[Website and app data records]
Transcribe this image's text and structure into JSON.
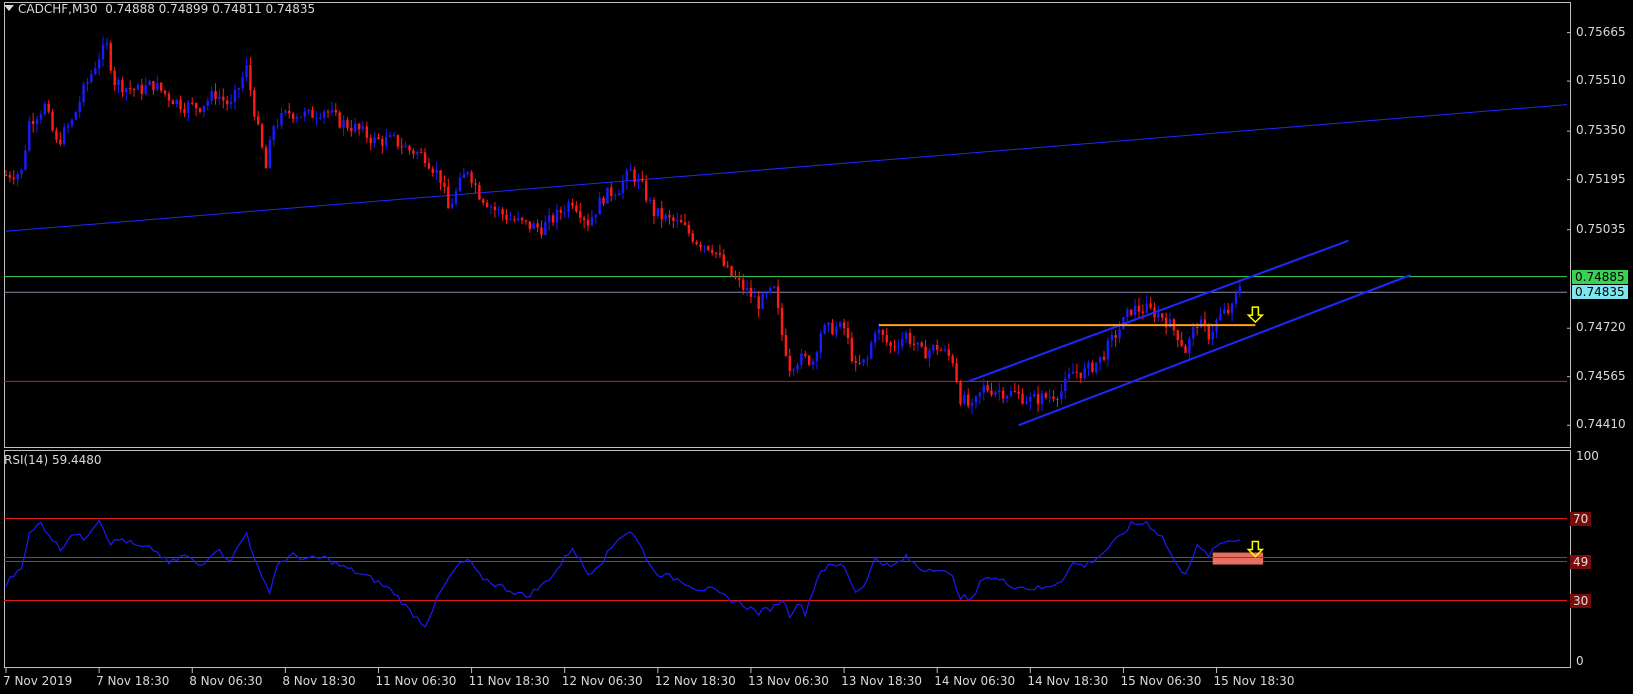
{
  "header": {
    "symbol": "CADCHF,M30",
    "ohlc": "0.74888 0.74899 0.74811 0.74835"
  },
  "rsi_header": "RSI(14) 59.4480",
  "colors": {
    "bull": "#1a1aff",
    "bear": "#ff1a1a",
    "channel": "#1e28ff",
    "green_level": "#39d353",
    "red_level": "#e01818",
    "orange_level": "#ffa020",
    "arrow": "#ffff00",
    "rsi_line": "#1a1aff",
    "rsi_level": "#e01818"
  },
  "chart_data": [
    {
      "type": "candlestick",
      "title": "CADCHF,M30",
      "ylim": [
        0.7435,
        0.7575
      ],
      "y_ticks": [
        "0.75665",
        "0.75510",
        "0.75350",
        "0.75195",
        "0.75035",
        "0.74720",
        "0.74565",
        "0.74410"
      ],
      "current_price": "0.74835",
      "tagged_level": "0.74885",
      "x_ticks": [
        "7 Nov 2019",
        "7 Nov 18:30",
        "8 Nov 06:30",
        "8 Nov 18:30",
        "11 Nov 06:30",
        "11 Nov 18:30",
        "12 Nov 06:30",
        "12 Nov 18:30",
        "13 Nov 06:30",
        "13 Nov 18:30",
        "14 Nov 06:30",
        "14 Nov 18:30",
        "15 Nov 06:30",
        "15 Nov 18:30"
      ],
      "x_tick_index": [
        0,
        24,
        48,
        72,
        96,
        120,
        144,
        168,
        192,
        216,
        240,
        264,
        288,
        312
      ],
      "close_path": [
        [
          0,
          0.7521
        ],
        [
          4,
          0.7522
        ],
        [
          6,
          0.7538
        ],
        [
          10,
          0.7543
        ],
        [
          13,
          0.7531
        ],
        [
          17,
          0.7538
        ],
        [
          20,
          0.7548
        ],
        [
          24,
          0.7559
        ],
        [
          26,
          0.7562
        ],
        [
          28,
          0.7551
        ],
        [
          31,
          0.7549
        ],
        [
          34,
          0.7548
        ],
        [
          38,
          0.755
        ],
        [
          42,
          0.7546
        ],
        [
          46,
          0.7543
        ],
        [
          50,
          0.7543
        ],
        [
          54,
          0.7547
        ],
        [
          58,
          0.7543
        ],
        [
          62,
          0.7555
        ],
        [
          65,
          0.7535
        ],
        [
          67,
          0.7523
        ],
        [
          69,
          0.7537
        ],
        [
          73,
          0.7541
        ],
        [
          78,
          0.754
        ],
        [
          82,
          0.7542
        ],
        [
          86,
          0.7538
        ],
        [
          90,
          0.7536
        ],
        [
          95,
          0.7532
        ],
        [
          100,
          0.7532
        ],
        [
          104,
          0.7529
        ],
        [
          108,
          0.7527
        ],
        [
          112,
          0.752
        ],
        [
          114,
          0.751
        ],
        [
          117,
          0.7518
        ],
        [
          119,
          0.7523
        ],
        [
          122,
          0.7515
        ],
        [
          126,
          0.751
        ],
        [
          130,
          0.7507
        ],
        [
          134,
          0.7505
        ],
        [
          138,
          0.7504
        ],
        [
          142,
          0.7508
        ],
        [
          146,
          0.7513
        ],
        [
          150,
          0.7506
        ],
        [
          154,
          0.7514
        ],
        [
          158,
          0.7517
        ],
        [
          161,
          0.7522
        ],
        [
          164,
          0.7517
        ],
        [
          167,
          0.7509
        ],
        [
          170,
          0.7507
        ],
        [
          174,
          0.7505
        ],
        [
          178,
          0.75
        ],
        [
          182,
          0.7498
        ],
        [
          186,
          0.749
        ],
        [
          190,
          0.7485
        ],
        [
          194,
          0.748
        ],
        [
          198,
          0.7484
        ],
        [
          200,
          0.747
        ],
        [
          202,
          0.746
        ],
        [
          204,
          0.7462
        ],
        [
          208,
          0.7462
        ],
        [
          210,
          0.7471
        ],
        [
          213,
          0.7472
        ],
        [
          216,
          0.7472
        ],
        [
          219,
          0.7459
        ],
        [
          222,
          0.7462
        ],
        [
          224,
          0.7472
        ],
        [
          228,
          0.7466
        ],
        [
          232,
          0.747
        ],
        [
          236,
          0.7464
        ],
        [
          240,
          0.7466
        ],
        [
          244,
          0.7462
        ],
        [
          246,
          0.745
        ],
        [
          249,
          0.7446
        ],
        [
          252,
          0.7453
        ],
        [
          256,
          0.7452
        ],
        [
          260,
          0.7451
        ],
        [
          264,
          0.7449
        ],
        [
          268,
          0.745
        ],
        [
          272,
          0.7452
        ],
        [
          275,
          0.7458
        ],
        [
          278,
          0.7458
        ],
        [
          282,
          0.7462
        ],
        [
          286,
          0.747
        ],
        [
          290,
          0.7478
        ],
        [
          294,
          0.7478
        ],
        [
          298,
          0.7476
        ],
        [
          302,
          0.747
        ],
        [
          304,
          0.7465
        ],
        [
          307,
          0.7474
        ],
        [
          310,
          0.747
        ],
        [
          313,
          0.7476
        ],
        [
          316,
          0.7478
        ],
        [
          318,
          0.7486
        ]
      ],
      "channel_upper": [
        [
          248,
          0.7455
        ],
        [
          346,
          0.75
        ]
      ],
      "channel_lower": [
        [
          261,
          0.7441
        ],
        [
          362,
          0.7489
        ]
      ],
      "long_trendline": [
        [
          0,
          0.7503
        ],
        [
          338,
          0.7537
        ]
      ],
      "orange_level": {
        "value": 0.7473,
        "from": 225,
        "to": 322
      },
      "green_level": 0.74885,
      "red_level": 0.7455,
      "arrow_index": 322
    },
    {
      "type": "line",
      "title": "RSI(14)",
      "ylim": [
        0,
        100
      ],
      "y_ticks": [
        "100",
        "70",
        "49",
        "30",
        "0"
      ],
      "levels": [
        70,
        49,
        30
      ],
      "series": [
        {
          "values": [
            [
              0,
              38
            ],
            [
              4,
              47
            ],
            [
              6,
              62
            ],
            [
              9,
              68
            ],
            [
              12,
              60
            ],
            [
              14,
              55
            ],
            [
              17,
              63
            ],
            [
              20,
              60
            ],
            [
              24,
              70
            ],
            [
              27,
              58
            ],
            [
              30,
              60
            ],
            [
              34,
              56
            ],
            [
              38,
              55
            ],
            [
              42,
              48
            ],
            [
              46,
              52
            ],
            [
              50,
              47
            ],
            [
              54,
              55
            ],
            [
              58,
              50
            ],
            [
              62,
              63
            ],
            [
              66,
              40
            ],
            [
              68,
              35
            ],
            [
              70,
              48
            ],
            [
              74,
              52
            ],
            [
              78,
              50
            ],
            [
              82,
              51
            ],
            [
              86,
              47
            ],
            [
              90,
              44
            ],
            [
              95,
              40
            ],
            [
              100,
              34
            ],
            [
              104,
              25
            ],
            [
              108,
              18
            ],
            [
              112,
              34
            ],
            [
              116,
              46
            ],
            [
              119,
              50
            ],
            [
              122,
              42
            ],
            [
              126,
              38
            ],
            [
              130,
              35
            ],
            [
              134,
              32
            ],
            [
              138,
              37
            ],
            [
              142,
              45
            ],
            [
              146,
              56
            ],
            [
              150,
              43
            ],
            [
              154,
              50
            ],
            [
              158,
              61
            ],
            [
              161,
              64
            ],
            [
              164,
              55
            ],
            [
              167,
              44
            ],
            [
              170,
              42
            ],
            [
              174,
              40
            ],
            [
              178,
              36
            ],
            [
              182,
              35
            ],
            [
              186,
              31
            ],
            [
              190,
              28
            ],
            [
              194,
              24
            ],
            [
              198,
              27
            ],
            [
              200,
              31
            ],
            [
              202,
              23
            ],
            [
              204,
              29
            ],
            [
              206,
              24
            ],
            [
              208,
              35
            ],
            [
              210,
              45
            ],
            [
              213,
              47
            ],
            [
              216,
              47
            ],
            [
              219,
              34
            ],
            [
              222,
              40
            ],
            [
              224,
              51
            ],
            [
              228,
              46
            ],
            [
              232,
              51
            ],
            [
              236,
              45
            ],
            [
              240,
              46
            ],
            [
              244,
              41
            ],
            [
              246,
              32
            ],
            [
              249,
              30
            ],
            [
              252,
              42
            ],
            [
              256,
              40
            ],
            [
              260,
              37
            ],
            [
              264,
              36
            ],
            [
              268,
              36
            ],
            [
              272,
              40
            ],
            [
              275,
              48
            ],
            [
              278,
              47
            ],
            [
              282,
              52
            ],
            [
              286,
              59
            ],
            [
              290,
              67
            ],
            [
              294,
              68
            ],
            [
              298,
              61
            ],
            [
              302,
              46
            ],
            [
              304,
              44
            ],
            [
              307,
              56
            ],
            [
              310,
              52
            ],
            [
              313,
              58
            ],
            [
              316,
              60
            ],
            [
              318,
              59.4
            ]
          ]
        }
      ],
      "highlight_index": [
        311,
        324
      ],
      "arrow_index": 322
    }
  ]
}
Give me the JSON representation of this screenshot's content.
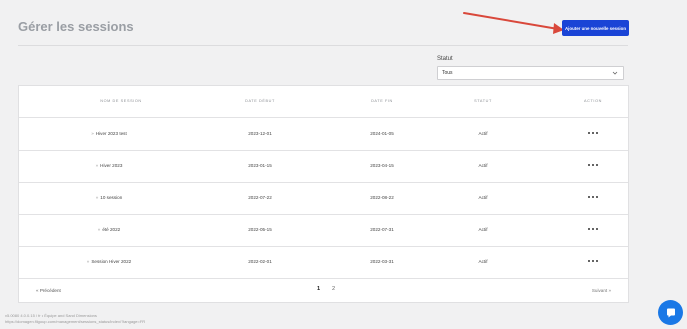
{
  "header": {
    "title": "Gérer les sessions",
    "add_button_label": "Ajouter une nouvelle session"
  },
  "filter": {
    "label": "Statut",
    "selected": "Tous"
  },
  "table": {
    "columns": [
      "NOM DE SESSION",
      "DATE DÉBUT",
      "DATE FIN",
      "STATUT",
      "ACTION"
    ],
    "rows": [
      {
        "name": "Hiver 2023 test",
        "start": "2023-12-01",
        "end": "2024-01-05",
        "status": "Actif"
      },
      {
        "name": "Hiver 2023",
        "start": "2023-01-15",
        "end": "2023-04-15",
        "status": "Actif"
      },
      {
        "name": "10 session",
        "start": "2022-07-22",
        "end": "2022-08-22",
        "status": "Actif"
      },
      {
        "name": "été 2022",
        "start": "2022-05-15",
        "end": "2022-07-31",
        "status": "Actif"
      },
      {
        "name": "Session Hiver 2022",
        "start": "2022-02-01",
        "end": "2022-03-31",
        "status": "Actif"
      }
    ]
  },
  "pagination": {
    "prev": "« Précédent",
    "pages": [
      "1",
      "2"
    ],
    "current": "1",
    "next": "Suivant »"
  },
  "footer": {
    "line1": "v5.0080 4.0.0.15 / fr • Équipe and Sand Dimensions",
    "line2": "https://domagen.fllgoup.com/management/sessions_status/index/?langage=FR"
  },
  "colors": {
    "accent": "#1a44d6",
    "chat": "#1a78e6",
    "arrow": "#d9483b"
  },
  "icons": {
    "select": "chevron-down-icon",
    "action": "more-horizontal-icon",
    "chat": "chat-icon",
    "annotation": "arrow-annotation"
  }
}
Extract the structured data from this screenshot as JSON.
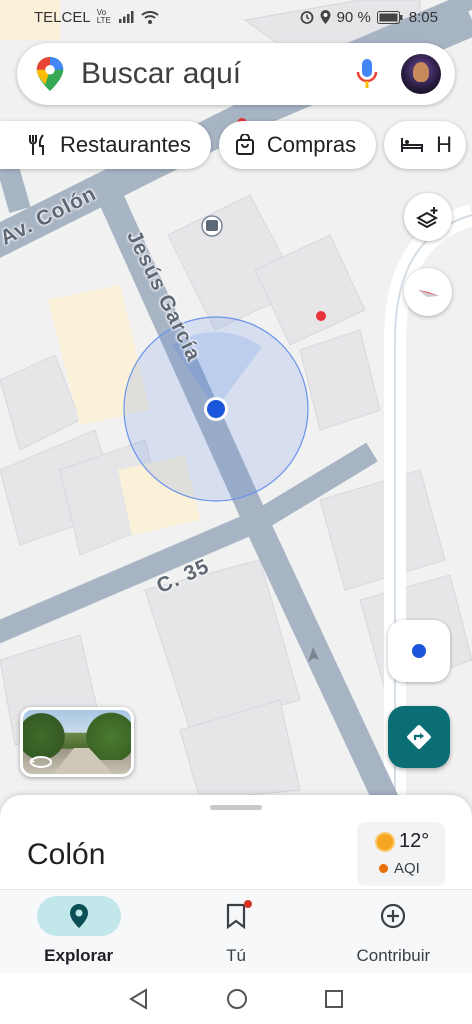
{
  "status_bar": {
    "carrier": "TELCEL",
    "network_badge": "Vo LTE",
    "battery_percent": "90 %",
    "time": "8:05",
    "icons": [
      "signal-icon",
      "wifi-icon",
      "alarm-icon",
      "location-icon",
      "battery-icon"
    ]
  },
  "search": {
    "placeholder": "Buscar aquí",
    "icons": [
      "maps-pin-icon",
      "microphone-icon",
      "avatar"
    ]
  },
  "chips": [
    {
      "label": "Restaurantes",
      "icon": "restaurant-icon"
    },
    {
      "label": "Compras",
      "icon": "shopping-bag-icon"
    },
    {
      "label": "H",
      "icon": "hotel-icon"
    }
  ],
  "map": {
    "streets": [
      "Av. Colón",
      "Jesús García",
      "C. 35"
    ],
    "layers_icon": "layers-icon",
    "compass_icon": "compass-icon",
    "my_location_icon": "my-location-icon",
    "directions_icon": "directions-icon",
    "street_view_icon": "street-view-rotate-icon"
  },
  "sheet": {
    "place_name": "Colón",
    "weather": {
      "temperature": "12°",
      "aqi_label": "AQI"
    }
  },
  "bottom_nav": [
    {
      "label": "Explorar",
      "icon": "explore-pin-icon",
      "active": true
    },
    {
      "label": "Tú",
      "icon": "bookmark-icon",
      "active": false
    },
    {
      "label": "Contribuir",
      "icon": "add-circle-icon",
      "active": false
    }
  ],
  "system_nav": [
    "back-icon",
    "home-icon",
    "recents-icon"
  ],
  "colors": {
    "accent_teal": "#0b6e74",
    "location_blue": "#1a56db",
    "nav_active_bg": "#c2e7ea",
    "road_fill": "#a7b4c4"
  }
}
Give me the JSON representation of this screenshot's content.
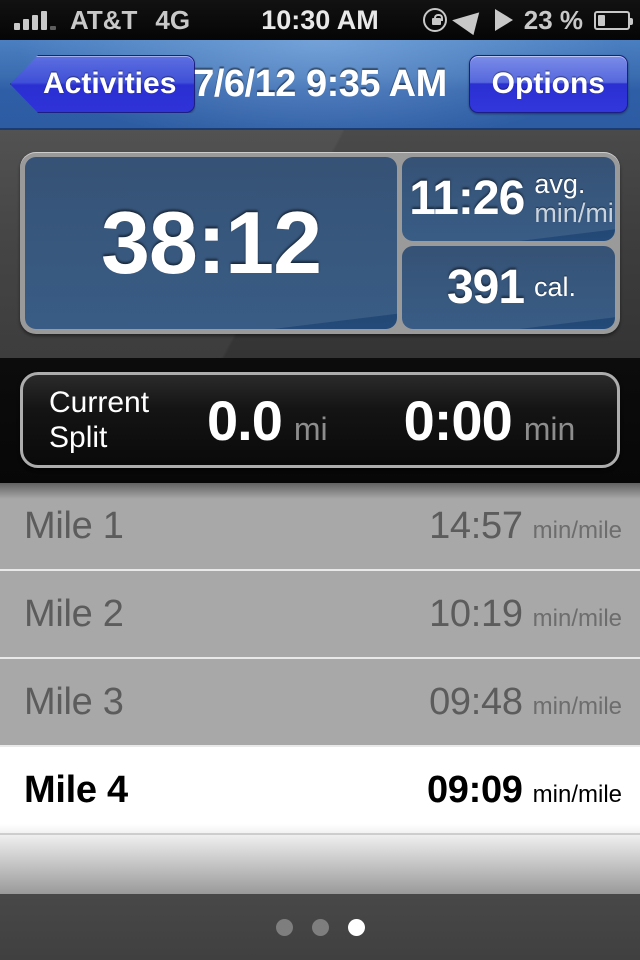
{
  "status_bar": {
    "carrier": "AT&T",
    "network": "4G",
    "time": "10:30 AM",
    "battery_percent": "23 %",
    "icons": {
      "signal": "signal-bars-icon",
      "rotation_lock": "rotation-lock-icon",
      "location": "location-arrow-icon",
      "play": "play-triangle-icon",
      "battery": "battery-icon"
    }
  },
  "nav_bar": {
    "back_label": "Activities",
    "title": "7/6/12 9:35 AM",
    "options_label": "Options"
  },
  "summary": {
    "elapsed_time": "38:12",
    "avg_pace_value": "11:26",
    "avg_pace_unit_line1": "avg.",
    "avg_pace_unit_line2": "min/mi",
    "calories_value": "391",
    "calories_unit": "cal."
  },
  "current_split": {
    "label_line1": "Current",
    "label_line2": "Split",
    "distance_value": "0.0",
    "distance_unit": "mi",
    "time_value": "0:00",
    "time_unit": "min"
  },
  "splits": {
    "unit_label": "min/mile",
    "rows": [
      {
        "name": "Mile 1",
        "pace": "14:57",
        "unit": "min/mile",
        "active": false
      },
      {
        "name": "Mile 2",
        "pace": "10:19",
        "unit": "min/mile",
        "active": false
      },
      {
        "name": "Mile 3",
        "pace": "09:48",
        "unit": "min/mile",
        "active": false
      },
      {
        "name": "Mile 4",
        "pace": "09:09",
        "unit": "min/mile",
        "active": true
      }
    ]
  },
  "page_control": {
    "total_pages": 3,
    "current_page": 3
  },
  "colors": {
    "nav_blue": "#3a6cb0",
    "button_blue": "#2f33d8",
    "panel_blue": "#234a78",
    "background_gray": "#3d3d3d",
    "row_gray": "#a8a8a8",
    "active_row": "#ffffff"
  }
}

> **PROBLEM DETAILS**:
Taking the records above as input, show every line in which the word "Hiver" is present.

> **SOLUTION**:
        "name": "Hiver 2023 test",
        "name": "Hiver 2023",
        "name": "Session Hiver 2022",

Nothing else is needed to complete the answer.